**Records for the task**.
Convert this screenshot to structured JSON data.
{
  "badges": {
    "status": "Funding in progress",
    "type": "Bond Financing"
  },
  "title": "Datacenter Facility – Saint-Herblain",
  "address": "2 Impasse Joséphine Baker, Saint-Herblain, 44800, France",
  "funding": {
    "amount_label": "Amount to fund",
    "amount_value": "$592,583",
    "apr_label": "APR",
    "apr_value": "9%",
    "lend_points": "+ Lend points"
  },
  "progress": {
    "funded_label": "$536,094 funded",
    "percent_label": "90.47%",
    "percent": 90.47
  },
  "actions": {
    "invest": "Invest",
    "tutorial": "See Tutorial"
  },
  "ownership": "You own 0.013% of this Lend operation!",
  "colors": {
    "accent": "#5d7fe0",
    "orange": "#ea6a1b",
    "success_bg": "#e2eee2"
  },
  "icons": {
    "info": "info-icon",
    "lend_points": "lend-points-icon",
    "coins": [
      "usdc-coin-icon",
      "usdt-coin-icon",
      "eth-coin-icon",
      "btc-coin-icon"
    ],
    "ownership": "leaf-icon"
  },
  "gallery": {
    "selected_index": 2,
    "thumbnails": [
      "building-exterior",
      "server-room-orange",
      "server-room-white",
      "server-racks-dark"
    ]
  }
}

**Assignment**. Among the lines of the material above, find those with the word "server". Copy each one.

**Output**.
      "server-room-orange",
      "server-room-white",
      "server-racks-dark"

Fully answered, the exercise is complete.